Photo: Stuart Boyd Collection
The innovation of ski tows greatly advanced the sport at Rock and Pillar. With more time for skiing, rather than laboriously climbing the slopes, ski skills advanced rapidly - eventually to the demise of the range's gentle slopes as a skiing venue.
The first tow was erected in 1948 by the Otago University Ski Club in Big Gully west of the summit, only a year after Coronet Peak obtained its first tow. This was a sledge-based drive unit that enabled ease of relocation - to and from 'The Home Run' and the east face.
The final resting place of the portable tow at the bottom of the Home Run.
In 1958 it was relocated to become the tow for the new Castle Rock Ski Field.
Photo: David Paulin
Castle Rock Ski Field
In 1958 the last ski development on the Rock and Pillars commenced. A steep gully under Castle Rock, two kilometres north of Big Hut, was selected for development. This required the shifting of an abandoned hut and ski tow to the new site. A major undertaking was the construction of a car road up the leading ridge from Lug Creek.
The new field was well patronised for the first two years. Thereafter the tow was buried by drift snow and the slope avalanched. By 1966 the field was abandoned. The limited terrain and facilities of Castle Rock were no match to the attractions of Otago's rapidly developing commercial ski fields.
1959 ski season at Leaning Lodge: Photo: David Paulin

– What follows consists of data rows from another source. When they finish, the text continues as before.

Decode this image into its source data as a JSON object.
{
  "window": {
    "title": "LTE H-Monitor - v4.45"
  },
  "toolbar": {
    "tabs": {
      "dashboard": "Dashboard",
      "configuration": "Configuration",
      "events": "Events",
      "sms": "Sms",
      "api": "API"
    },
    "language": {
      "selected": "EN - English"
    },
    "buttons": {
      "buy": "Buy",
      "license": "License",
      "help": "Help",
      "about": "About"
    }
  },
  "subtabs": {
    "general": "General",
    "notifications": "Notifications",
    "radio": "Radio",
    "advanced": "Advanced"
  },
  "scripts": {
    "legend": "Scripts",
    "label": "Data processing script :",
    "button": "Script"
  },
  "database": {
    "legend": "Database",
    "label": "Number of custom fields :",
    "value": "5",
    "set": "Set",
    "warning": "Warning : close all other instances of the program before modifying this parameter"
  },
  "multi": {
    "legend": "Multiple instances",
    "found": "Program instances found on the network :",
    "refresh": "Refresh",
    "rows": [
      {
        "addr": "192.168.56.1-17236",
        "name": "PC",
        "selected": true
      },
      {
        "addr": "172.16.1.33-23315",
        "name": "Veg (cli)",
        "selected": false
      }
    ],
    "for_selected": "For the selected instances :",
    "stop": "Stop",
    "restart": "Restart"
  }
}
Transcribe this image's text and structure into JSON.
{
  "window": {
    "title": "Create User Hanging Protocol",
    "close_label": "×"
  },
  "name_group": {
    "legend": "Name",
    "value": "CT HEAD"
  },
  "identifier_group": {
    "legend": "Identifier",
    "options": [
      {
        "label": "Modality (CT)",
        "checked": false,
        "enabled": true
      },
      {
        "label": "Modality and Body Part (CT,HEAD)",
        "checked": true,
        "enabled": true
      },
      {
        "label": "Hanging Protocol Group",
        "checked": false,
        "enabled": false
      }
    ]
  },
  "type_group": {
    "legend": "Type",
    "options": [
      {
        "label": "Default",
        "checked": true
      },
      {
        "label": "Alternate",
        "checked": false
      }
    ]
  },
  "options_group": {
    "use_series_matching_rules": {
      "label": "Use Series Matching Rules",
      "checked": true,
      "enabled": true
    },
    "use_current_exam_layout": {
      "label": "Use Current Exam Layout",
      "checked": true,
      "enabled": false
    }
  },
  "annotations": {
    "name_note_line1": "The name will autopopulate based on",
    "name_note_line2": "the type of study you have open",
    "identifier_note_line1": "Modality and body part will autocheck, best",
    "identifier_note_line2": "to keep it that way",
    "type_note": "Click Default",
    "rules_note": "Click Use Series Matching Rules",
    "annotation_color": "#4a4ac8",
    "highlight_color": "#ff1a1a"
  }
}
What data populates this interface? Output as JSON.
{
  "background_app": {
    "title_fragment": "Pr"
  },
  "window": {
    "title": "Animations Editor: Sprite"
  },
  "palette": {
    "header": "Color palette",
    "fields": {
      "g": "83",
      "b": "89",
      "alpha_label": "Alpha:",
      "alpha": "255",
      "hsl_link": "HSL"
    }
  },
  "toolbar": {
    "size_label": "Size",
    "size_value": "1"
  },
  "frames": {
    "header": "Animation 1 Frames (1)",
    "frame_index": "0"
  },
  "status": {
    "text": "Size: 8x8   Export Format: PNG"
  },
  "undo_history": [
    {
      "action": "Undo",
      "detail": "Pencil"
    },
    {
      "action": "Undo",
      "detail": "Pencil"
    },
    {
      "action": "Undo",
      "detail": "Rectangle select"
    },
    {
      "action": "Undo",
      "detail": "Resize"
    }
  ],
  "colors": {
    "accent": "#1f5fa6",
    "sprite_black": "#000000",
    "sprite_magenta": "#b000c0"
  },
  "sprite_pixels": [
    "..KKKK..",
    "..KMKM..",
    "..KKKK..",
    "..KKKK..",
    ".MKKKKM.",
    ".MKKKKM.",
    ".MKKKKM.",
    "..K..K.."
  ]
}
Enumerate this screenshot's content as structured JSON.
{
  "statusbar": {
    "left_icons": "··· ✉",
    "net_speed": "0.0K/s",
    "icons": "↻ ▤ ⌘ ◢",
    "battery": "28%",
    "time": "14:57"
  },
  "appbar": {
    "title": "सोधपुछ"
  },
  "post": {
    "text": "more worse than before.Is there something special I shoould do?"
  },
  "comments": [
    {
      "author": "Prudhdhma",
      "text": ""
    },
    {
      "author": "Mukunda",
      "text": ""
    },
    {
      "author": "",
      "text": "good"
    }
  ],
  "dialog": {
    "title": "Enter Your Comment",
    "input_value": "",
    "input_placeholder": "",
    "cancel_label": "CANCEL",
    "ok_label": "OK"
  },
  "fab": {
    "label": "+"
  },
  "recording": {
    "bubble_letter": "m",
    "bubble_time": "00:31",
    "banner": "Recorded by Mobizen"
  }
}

A full history of ski field development on the Rock and Pillars is displayed at Big Hut.
Rock and Pillar Hut Trust Inc., R D 1 Omakau 9376, Central Otago, New Zealand